◆ EXERCISE
What is needed is a copy of each line in the listing that contains "Mestrado".
● ● ● ●
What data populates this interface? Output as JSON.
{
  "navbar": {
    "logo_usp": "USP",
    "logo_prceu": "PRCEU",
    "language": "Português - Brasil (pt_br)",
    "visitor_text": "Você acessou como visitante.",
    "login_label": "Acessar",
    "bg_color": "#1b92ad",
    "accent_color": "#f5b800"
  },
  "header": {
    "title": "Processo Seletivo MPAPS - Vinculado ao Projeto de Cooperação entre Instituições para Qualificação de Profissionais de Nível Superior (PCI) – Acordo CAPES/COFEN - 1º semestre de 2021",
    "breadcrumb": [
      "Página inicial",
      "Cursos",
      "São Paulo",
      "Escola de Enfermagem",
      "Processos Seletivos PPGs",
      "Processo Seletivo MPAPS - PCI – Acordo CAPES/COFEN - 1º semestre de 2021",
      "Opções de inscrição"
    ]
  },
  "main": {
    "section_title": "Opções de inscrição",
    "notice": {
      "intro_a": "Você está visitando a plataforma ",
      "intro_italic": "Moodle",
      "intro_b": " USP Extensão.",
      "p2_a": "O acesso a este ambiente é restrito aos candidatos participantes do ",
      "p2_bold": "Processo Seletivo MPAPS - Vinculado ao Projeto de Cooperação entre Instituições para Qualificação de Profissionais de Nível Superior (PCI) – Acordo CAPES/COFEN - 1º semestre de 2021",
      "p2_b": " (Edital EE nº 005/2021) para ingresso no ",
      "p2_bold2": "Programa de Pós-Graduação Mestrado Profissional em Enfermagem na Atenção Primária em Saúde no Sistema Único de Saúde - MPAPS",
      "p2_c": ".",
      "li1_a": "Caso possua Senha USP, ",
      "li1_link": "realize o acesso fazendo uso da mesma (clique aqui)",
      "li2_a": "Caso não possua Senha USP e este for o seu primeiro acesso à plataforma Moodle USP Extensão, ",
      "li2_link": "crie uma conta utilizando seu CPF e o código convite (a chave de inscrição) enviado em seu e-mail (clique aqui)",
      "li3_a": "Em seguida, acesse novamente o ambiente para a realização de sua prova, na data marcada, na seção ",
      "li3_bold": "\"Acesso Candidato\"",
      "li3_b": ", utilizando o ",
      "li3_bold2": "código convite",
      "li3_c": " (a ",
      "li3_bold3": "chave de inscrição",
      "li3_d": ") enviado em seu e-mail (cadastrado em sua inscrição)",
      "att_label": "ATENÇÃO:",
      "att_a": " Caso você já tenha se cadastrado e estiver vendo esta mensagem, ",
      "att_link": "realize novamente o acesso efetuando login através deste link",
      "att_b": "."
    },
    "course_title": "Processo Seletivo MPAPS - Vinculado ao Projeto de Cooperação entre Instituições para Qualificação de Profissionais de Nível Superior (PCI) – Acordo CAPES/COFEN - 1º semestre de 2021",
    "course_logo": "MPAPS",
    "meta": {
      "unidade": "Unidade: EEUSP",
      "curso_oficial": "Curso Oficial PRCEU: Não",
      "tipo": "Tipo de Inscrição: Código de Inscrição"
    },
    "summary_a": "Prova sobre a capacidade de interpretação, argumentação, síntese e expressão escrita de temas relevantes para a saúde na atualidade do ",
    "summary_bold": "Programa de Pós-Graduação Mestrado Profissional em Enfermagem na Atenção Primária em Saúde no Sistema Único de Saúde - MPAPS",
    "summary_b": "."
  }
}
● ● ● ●
◆ RESULT OF THE EXERCISE
      "p2_bold2": "Programa de Pós-Graduação Mestrado Profissional em Enfermagem na Atenção Primária em Saúde no Sistema Único de Saúde - MPAPS",
    "summary_bold": "Programa de Pós-Graduação Mestrado Profissional em Enfermagem na Atenção Primária em Saúde no Sistema Único de Saúde - MPAPS",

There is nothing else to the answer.